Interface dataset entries
== Segment start ==
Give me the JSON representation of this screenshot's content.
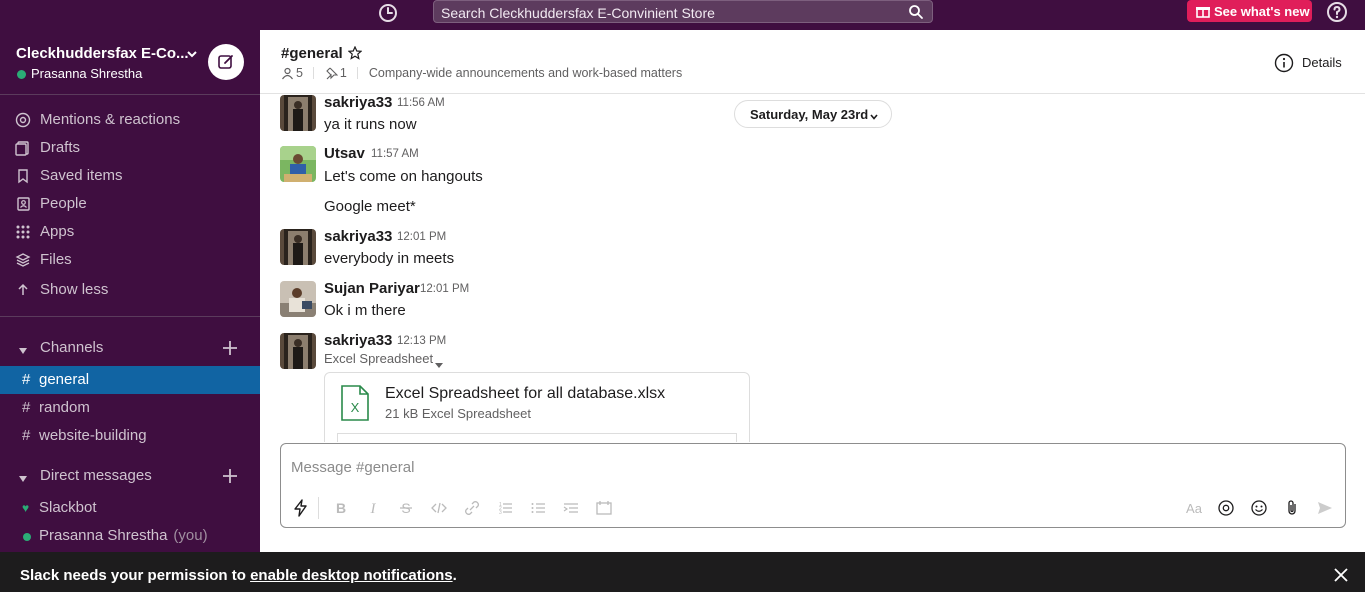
{
  "search": {
    "placeholder": "Search Cleckhuddersfax E-Convinient Store"
  },
  "whats_new": {
    "label": "See what's new"
  },
  "workspace": {
    "name": "Cleckhuddersfax E-Co...",
    "user": "Prasanna Shrestha"
  },
  "nav": [
    {
      "label": "Mentions & reactions",
      "icon": "at-icon"
    },
    {
      "label": "Drafts",
      "icon": "drafts-icon"
    },
    {
      "label": "Saved items",
      "icon": "bookmark-icon"
    },
    {
      "label": "People",
      "icon": "people-icon"
    },
    {
      "label": "Apps",
      "icon": "apps-grid-icon"
    },
    {
      "label": "Files",
      "icon": "layers-icon"
    },
    {
      "label": "Show less",
      "icon": "arrow-up-icon"
    }
  ],
  "channels": {
    "title": "Channels",
    "items": [
      {
        "name": "general",
        "active": true
      },
      {
        "name": "random",
        "active": false
      },
      {
        "name": "website-building",
        "active": false
      }
    ]
  },
  "dms": {
    "title": "Direct messages",
    "items": [
      {
        "name": "Slackbot",
        "suffix": ""
      },
      {
        "name": "Prasanna Shrestha",
        "suffix": "(you)"
      }
    ]
  },
  "channel": {
    "title": "#general",
    "members": "5",
    "pinned": "1",
    "topic": "Company-wide announcements and work-based matters",
    "details_label": "Details"
  },
  "date_divider": "Saturday, May 23rd",
  "messages": [
    {
      "author": "sakriya33",
      "time": "11:56 AM",
      "text": "ya it runs now"
    },
    {
      "author": "Utsav",
      "time": "11:57 AM",
      "text": "Let's come on hangouts"
    },
    {
      "text": "Google meet*"
    },
    {
      "author": "sakriya33",
      "time": "12:01 PM",
      "text": "everybody in meets"
    },
    {
      "author": "Sujan Pariyar",
      "time": "12:01 PM",
      "text": "Ok i m there"
    },
    {
      "author": "sakriya33",
      "time": "12:13 PM",
      "text": "Excel Spreadsheet"
    }
  ],
  "file": {
    "icon_letter": "X",
    "name": "Excel Spreadsheet for all database.xlsx",
    "meta": "21 kB Excel Spreadsheet"
  },
  "composer": {
    "placeholder": "Message #general",
    "format_label": "Aa"
  },
  "notification": {
    "text_before": "Slack needs your permission to ",
    "link": "enable desktop notifications",
    "text_after": "."
  },
  "colors": {
    "sidebar": "#3f0e40",
    "active_channel": "#1164a3",
    "presence": "#2bac76",
    "whats_new": "#e01e5a",
    "notification_bar": "#1d1c1d"
  }
}
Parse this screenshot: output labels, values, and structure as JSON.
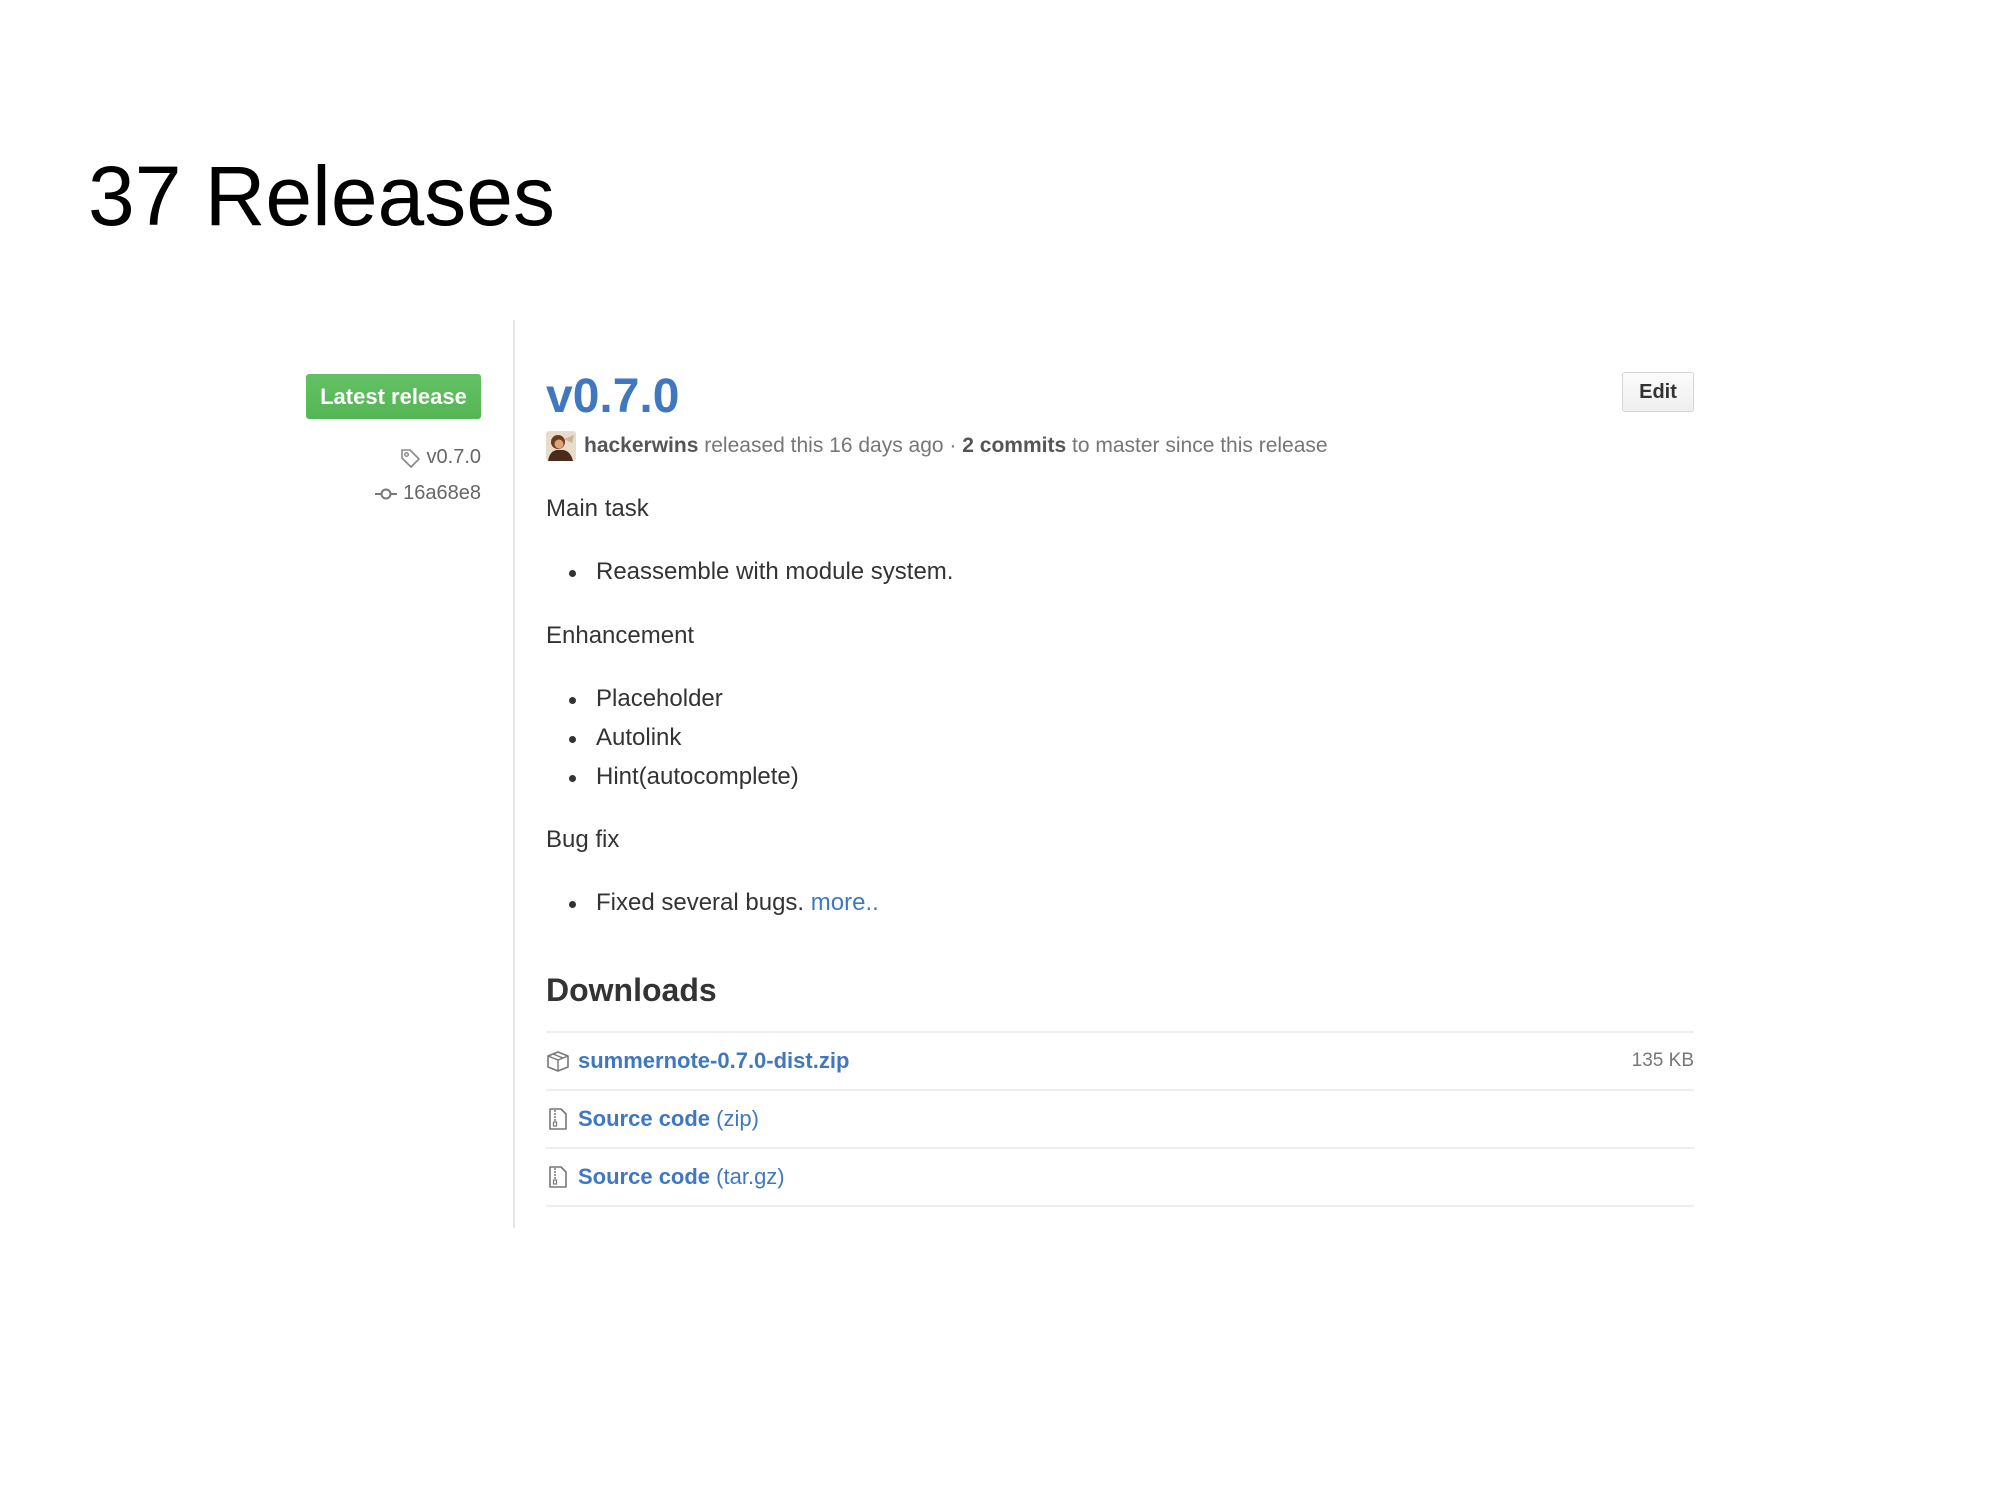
{
  "page": {
    "title": "37 Releases"
  },
  "release": {
    "badge": "Latest release",
    "tag": "v0.7.0",
    "commit": "16a68e8",
    "title": "v0.7.0",
    "edit_label": "Edit",
    "author": "hackerwins",
    "released_text": "released this 16 days ago",
    "separator": "·",
    "commits_label": "2 commits",
    "commits_suffix": "to master since this release"
  },
  "notes": {
    "sections": [
      {
        "heading": "Main task",
        "items": [
          "Reassemble with module system."
        ]
      },
      {
        "heading": "Enhancement",
        "items": [
          "Placeholder",
          "Autolink",
          "Hint(autocomplete)"
        ]
      },
      {
        "heading": "Bug fix",
        "items": [
          "Fixed several bugs."
        ]
      }
    ],
    "more_link": "more.."
  },
  "downloads": {
    "heading": "Downloads",
    "files": [
      {
        "name": "summernote-0.7.0-dist.zip",
        "suffix": "",
        "size": "135 KB",
        "icon": "package-icon"
      },
      {
        "name": "Source code",
        "suffix": "(zip)",
        "size": "",
        "icon": "file-zip-icon"
      },
      {
        "name": "Source code",
        "suffix": "(tar.gz)",
        "size": "",
        "icon": "file-zip-icon"
      }
    ]
  },
  "colors": {
    "link": "#4078c0",
    "badge": "#5cb85c",
    "muted": "#767676",
    "divider": "#e5e5e5"
  }
}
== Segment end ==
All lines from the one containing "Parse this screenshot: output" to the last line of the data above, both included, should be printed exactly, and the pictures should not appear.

Parse this screenshot: output labels, values, and structure as JSON.
{
  "page": {
    "title": "37 Releases"
  },
  "release": {
    "badge": "Latest release",
    "tag": "v0.7.0",
    "commit": "16a68e8",
    "title": "v0.7.0",
    "edit_label": "Edit",
    "author": "hackerwins",
    "released_text": "released this 16 days ago",
    "separator": "·",
    "commits_label": "2 commits",
    "commits_suffix": "to master since this release"
  },
  "notes": {
    "sections": [
      {
        "heading": "Main task",
        "items": [
          "Reassemble with module system."
        ]
      },
      {
        "heading": "Enhancement",
        "items": [
          "Placeholder",
          "Autolink",
          "Hint(autocomplete)"
        ]
      },
      {
        "heading": "Bug fix",
        "items": [
          "Fixed several bugs."
        ]
      }
    ],
    "more_link": "more.."
  },
  "downloads": {
    "heading": "Downloads",
    "files": [
      {
        "name": "summernote-0.7.0-dist.zip",
        "suffix": "",
        "size": "135 KB",
        "icon": "package-icon"
      },
      {
        "name": "Source code",
        "suffix": "(zip)",
        "size": "",
        "icon": "file-zip-icon"
      },
      {
        "name": "Source code",
        "suffix": "(tar.gz)",
        "size": "",
        "icon": "file-zip-icon"
      }
    ]
  },
  "colors": {
    "link": "#4078c0",
    "badge": "#5cb85c",
    "muted": "#767676",
    "divider": "#e5e5e5"
  }
}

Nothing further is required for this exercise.